How I use plants in my work....

Updated: Nov 2, 2023

Claire Hankey Studio Colour Studies
Colour testing

Plants are becoming more and more important in my art practice. When I'm out and about, I'm really drawn to the foliage shapes and textures in gardens, parks and along the estuary. The photo gallery on my phone features a sea of pictures of shadows cast by trees and glimpses of light between leaf forms.

Taking photos is all well and good, so how do I actually use the plants within my work?

For colour mixing.

I start by collecting leaves and stalks then attempting to colour match them by mixing from primary colours. Sometimes, I will use pre mixed green- but always use a touch of another colour mixed in. I especially love the greens that Le Franc Bourgeois paints make- they are closer to nature than other brands. I tend to colour test with swatches, and make a note of how I've mixed them for future reference.

Claire Hankey studio
Painting with plants

As drawing tools.

Personally, I think there is nothing better than using a plant form as a brush! I use plants from my garden as well as those that can be found wild in the estuary. I also save flower heads from bouquets and have a range of quite exotic dried flowers that make wonderful mark making tools.

I love the unexpected marks that natural brushes create and use them to apply both paint and ink in my work.

To form compositions.

I look to the garden to help me to come up with ideas for compositions for painting. Nature isn't perfect- so I prefer my compositions to sometimes look disjointed and spontaneous. Whilst my work at the moment is more abstract, I'm told you can still tell that nature has inspired the work

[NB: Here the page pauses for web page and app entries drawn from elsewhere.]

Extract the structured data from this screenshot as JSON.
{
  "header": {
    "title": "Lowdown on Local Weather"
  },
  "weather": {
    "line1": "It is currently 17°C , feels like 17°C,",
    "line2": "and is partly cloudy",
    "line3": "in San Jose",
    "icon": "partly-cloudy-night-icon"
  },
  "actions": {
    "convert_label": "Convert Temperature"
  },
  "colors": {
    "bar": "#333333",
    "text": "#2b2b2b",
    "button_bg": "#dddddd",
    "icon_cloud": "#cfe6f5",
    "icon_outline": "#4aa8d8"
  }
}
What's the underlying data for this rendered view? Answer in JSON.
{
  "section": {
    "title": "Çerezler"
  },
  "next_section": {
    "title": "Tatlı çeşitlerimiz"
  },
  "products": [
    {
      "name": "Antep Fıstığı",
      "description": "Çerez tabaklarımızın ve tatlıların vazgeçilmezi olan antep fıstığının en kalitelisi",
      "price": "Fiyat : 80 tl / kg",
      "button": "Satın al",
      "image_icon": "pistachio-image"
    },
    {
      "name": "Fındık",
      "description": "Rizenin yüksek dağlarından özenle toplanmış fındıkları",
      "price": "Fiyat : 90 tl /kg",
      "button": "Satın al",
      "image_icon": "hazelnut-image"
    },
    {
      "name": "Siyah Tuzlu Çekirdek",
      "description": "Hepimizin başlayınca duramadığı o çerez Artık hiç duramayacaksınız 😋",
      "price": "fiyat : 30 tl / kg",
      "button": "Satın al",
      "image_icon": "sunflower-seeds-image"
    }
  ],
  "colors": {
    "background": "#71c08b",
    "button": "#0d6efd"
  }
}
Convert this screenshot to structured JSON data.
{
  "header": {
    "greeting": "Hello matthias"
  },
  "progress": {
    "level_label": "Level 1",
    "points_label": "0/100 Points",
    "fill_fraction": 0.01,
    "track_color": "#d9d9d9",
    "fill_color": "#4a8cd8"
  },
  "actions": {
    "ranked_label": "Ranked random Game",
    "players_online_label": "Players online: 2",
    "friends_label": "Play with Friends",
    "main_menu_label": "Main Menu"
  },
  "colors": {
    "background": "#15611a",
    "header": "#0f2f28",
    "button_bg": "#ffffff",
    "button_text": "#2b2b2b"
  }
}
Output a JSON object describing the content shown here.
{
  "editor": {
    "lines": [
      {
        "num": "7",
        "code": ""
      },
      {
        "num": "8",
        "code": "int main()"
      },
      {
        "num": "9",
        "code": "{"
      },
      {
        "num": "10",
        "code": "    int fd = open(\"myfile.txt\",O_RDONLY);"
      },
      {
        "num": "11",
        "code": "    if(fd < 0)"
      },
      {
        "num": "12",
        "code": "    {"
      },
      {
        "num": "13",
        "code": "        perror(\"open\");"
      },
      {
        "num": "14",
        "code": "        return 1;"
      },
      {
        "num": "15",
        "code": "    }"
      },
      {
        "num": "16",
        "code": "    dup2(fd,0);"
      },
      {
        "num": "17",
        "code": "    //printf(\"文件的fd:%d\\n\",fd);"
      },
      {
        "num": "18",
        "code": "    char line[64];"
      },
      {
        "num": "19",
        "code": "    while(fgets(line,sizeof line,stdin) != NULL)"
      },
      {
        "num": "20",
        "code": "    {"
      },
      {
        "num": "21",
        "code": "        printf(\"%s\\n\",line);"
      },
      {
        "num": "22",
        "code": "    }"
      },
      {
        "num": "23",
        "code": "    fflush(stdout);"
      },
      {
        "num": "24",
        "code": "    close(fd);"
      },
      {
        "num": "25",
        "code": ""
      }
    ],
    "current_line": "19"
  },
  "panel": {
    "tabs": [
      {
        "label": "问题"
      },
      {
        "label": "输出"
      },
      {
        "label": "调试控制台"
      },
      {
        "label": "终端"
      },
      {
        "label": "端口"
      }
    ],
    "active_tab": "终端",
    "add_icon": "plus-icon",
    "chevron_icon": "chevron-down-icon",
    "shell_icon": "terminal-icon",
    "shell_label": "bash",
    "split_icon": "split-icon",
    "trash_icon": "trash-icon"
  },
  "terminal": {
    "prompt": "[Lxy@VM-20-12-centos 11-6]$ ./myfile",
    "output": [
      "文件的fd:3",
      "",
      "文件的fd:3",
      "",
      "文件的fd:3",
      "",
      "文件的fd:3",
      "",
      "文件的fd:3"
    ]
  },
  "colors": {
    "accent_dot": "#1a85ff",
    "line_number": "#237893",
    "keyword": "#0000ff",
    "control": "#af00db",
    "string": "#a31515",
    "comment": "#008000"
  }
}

To add texture.

Often fragments of the plants I use as brushes, become lodged into the paint and this can add unexpected texture and marks. I have used seed hands and crushes leaves at times to bring added texture to my work. I use an isolation coat between layers to make these elements permanent.

For printmaking

I use something called a gelliplate to create botanical prints. They are basically thick sheets of gelatine that allow you to make a print using acrylic paint. They are easy to use, immediate and a wonderful tool. If you are interested in gel plates, you can buy them in all different sizes from most art suppliers and of course, Amazon!

For pigments

I have just started using earth to create some of my own pigments. This is very early days in the making and I'm not sure where this will go. I've been inspired by a Cornish artist called Peter Ward I came across on instagram who grinds his own pigments from the earth and gets beautiful shades of natural colours with them. I've been trying to do the same with berries from plants in the garden to see what I can come up with.

Large abstract painting of Essex coastline.
Nocturne in Stil de Grain

In 'Nocturne in Stil de Grain' there are tiny fragments of yarrow between the layers to create areas of texture. This is a large painting 110 x 110cm and will be exhibited in Aldeburgh Contemporary Arts in January 2023.

My favourite plants to use are...

Cow Parsley, Wild Oats, Sweet Fennel, Common Mugwort, Yarrow, Common Reeds and Eucalyptus.

My favourite nature accounts on instagram at the moment are..

Cameron gardens-

Field and Nest-

If you are interested in earth pigments, do look at Pete Ward-

I hope you enjoyed reading this- do get in touch if you have any further ideas or send me a photo of your work!

In February 2023, I will be hosting another nature inspired workshop at Create 98 in Leigh on Sea. Two hours of play, experimentation with plants, inks and different papers. If you are interested in joining me- I'd love to see you. Click the link below to find out more....

Best wishes,


Below; 'Sherbet Ferns'. A subtle gel plate print incorporated into an abstract acrylic painting on canvas.

157 views0 comments

Recent Posts

See All


bottom of page